INFORMATION section start
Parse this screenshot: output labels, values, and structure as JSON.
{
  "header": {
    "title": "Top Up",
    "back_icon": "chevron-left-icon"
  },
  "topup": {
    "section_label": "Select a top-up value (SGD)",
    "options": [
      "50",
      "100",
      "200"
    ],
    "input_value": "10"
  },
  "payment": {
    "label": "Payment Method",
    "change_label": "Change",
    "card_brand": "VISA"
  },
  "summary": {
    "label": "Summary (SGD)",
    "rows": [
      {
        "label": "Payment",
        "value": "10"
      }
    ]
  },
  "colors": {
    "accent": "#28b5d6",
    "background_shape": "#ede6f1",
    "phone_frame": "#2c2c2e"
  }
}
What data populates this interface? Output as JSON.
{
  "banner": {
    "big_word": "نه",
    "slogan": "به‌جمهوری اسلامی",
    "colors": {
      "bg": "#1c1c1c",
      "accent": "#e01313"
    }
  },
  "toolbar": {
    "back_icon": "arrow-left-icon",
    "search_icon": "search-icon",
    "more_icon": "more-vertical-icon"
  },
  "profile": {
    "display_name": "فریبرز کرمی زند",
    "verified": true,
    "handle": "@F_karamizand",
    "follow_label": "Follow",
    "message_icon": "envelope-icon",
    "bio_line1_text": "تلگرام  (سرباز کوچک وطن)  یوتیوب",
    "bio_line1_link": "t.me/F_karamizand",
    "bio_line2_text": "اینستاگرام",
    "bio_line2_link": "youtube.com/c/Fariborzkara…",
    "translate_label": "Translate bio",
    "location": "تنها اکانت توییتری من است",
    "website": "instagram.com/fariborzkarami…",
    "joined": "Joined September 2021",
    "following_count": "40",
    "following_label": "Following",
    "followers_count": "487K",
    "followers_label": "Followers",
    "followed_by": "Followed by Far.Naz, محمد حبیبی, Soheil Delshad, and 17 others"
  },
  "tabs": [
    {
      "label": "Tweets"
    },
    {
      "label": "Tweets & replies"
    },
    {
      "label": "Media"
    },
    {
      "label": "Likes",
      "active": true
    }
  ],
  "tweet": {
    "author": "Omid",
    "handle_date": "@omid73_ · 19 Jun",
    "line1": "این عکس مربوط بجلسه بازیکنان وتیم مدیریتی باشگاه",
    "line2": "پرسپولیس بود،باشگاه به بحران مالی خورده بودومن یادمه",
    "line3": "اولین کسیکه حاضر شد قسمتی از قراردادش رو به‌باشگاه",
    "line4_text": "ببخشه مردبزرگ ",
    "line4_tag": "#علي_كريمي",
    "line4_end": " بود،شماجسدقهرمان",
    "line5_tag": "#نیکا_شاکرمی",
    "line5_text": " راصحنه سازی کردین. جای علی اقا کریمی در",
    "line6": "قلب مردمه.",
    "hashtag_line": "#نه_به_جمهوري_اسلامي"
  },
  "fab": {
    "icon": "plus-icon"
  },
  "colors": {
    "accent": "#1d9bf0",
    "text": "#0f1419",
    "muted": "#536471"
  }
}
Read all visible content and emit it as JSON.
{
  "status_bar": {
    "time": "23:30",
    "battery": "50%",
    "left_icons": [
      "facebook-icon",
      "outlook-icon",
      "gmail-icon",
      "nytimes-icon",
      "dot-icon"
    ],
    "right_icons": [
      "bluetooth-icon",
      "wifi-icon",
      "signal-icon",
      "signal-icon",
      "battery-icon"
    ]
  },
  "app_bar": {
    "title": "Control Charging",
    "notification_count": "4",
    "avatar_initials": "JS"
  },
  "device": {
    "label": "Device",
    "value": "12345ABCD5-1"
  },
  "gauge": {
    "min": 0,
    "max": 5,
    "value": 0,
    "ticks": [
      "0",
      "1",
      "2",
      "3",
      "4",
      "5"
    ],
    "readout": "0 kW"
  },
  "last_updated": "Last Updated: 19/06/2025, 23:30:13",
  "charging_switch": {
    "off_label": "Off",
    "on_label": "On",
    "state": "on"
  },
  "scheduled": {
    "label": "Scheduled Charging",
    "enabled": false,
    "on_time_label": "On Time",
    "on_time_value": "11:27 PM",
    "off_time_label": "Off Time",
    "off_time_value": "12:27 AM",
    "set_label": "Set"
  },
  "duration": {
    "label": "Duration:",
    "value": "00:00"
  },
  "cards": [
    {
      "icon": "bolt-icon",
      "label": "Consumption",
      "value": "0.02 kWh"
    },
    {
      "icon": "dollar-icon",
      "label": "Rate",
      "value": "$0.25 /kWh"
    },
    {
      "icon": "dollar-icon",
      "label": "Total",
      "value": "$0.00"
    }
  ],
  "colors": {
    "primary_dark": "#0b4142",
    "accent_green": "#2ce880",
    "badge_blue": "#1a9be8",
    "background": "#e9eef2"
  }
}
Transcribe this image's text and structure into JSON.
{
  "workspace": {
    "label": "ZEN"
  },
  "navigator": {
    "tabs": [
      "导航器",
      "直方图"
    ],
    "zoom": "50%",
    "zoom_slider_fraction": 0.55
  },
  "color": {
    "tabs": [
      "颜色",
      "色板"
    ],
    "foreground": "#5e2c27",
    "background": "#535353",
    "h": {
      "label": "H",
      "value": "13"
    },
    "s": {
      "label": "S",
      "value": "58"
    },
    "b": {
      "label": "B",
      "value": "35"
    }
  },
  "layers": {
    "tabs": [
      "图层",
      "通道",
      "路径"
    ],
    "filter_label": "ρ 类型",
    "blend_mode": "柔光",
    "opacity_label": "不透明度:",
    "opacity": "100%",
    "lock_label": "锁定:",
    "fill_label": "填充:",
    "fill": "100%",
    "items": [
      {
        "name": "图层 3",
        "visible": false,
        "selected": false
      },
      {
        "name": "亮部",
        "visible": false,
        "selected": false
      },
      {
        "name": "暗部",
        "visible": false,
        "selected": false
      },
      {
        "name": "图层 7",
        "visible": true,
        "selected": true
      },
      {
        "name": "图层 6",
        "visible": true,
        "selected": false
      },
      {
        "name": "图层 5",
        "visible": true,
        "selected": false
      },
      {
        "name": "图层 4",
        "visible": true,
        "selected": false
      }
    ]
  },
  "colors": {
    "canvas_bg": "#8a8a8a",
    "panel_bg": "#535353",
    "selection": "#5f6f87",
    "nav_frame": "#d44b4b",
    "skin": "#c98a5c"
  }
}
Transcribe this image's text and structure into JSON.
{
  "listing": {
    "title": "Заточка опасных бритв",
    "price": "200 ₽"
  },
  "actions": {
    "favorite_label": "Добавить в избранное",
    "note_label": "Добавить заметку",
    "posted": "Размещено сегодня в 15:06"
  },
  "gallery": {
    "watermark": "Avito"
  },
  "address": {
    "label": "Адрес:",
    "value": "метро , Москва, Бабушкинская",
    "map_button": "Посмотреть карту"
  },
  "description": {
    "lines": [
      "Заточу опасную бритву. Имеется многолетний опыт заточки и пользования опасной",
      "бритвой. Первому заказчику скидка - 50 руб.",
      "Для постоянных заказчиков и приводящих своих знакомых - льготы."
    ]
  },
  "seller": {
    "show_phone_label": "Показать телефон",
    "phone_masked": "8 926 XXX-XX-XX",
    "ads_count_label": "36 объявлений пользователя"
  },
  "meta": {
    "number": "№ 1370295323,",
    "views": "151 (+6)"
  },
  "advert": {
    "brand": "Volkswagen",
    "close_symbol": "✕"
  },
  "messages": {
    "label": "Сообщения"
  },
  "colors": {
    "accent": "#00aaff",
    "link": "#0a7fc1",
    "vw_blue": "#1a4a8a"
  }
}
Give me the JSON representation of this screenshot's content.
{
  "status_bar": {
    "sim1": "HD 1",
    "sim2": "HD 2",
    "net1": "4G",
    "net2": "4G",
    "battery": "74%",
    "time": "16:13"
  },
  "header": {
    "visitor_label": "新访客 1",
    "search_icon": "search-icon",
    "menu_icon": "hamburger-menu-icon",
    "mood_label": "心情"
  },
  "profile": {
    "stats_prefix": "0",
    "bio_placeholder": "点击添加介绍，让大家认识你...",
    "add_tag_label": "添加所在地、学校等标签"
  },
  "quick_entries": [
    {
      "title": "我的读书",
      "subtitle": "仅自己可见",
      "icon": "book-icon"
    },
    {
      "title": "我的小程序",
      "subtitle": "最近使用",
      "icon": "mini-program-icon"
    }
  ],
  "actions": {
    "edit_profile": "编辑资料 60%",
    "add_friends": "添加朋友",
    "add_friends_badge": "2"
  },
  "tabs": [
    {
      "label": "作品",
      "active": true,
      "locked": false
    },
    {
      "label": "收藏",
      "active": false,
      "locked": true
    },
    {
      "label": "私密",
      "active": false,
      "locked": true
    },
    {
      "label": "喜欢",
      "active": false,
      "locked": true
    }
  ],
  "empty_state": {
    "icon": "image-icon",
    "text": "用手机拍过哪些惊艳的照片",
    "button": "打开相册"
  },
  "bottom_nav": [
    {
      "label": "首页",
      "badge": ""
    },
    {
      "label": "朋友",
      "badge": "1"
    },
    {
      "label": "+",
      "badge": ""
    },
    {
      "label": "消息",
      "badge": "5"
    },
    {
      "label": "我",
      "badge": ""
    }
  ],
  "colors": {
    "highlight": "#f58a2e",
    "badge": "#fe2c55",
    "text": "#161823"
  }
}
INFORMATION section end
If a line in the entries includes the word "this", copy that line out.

Parse this screenshot: output labels, values, and structure as JSON.
What data populates this interface? Output as JSON.
Transcribe this image's text and structure into JSON.
Transcribe this image's text and structure into JSON.
Give me the JSON representation of this screenshot's content.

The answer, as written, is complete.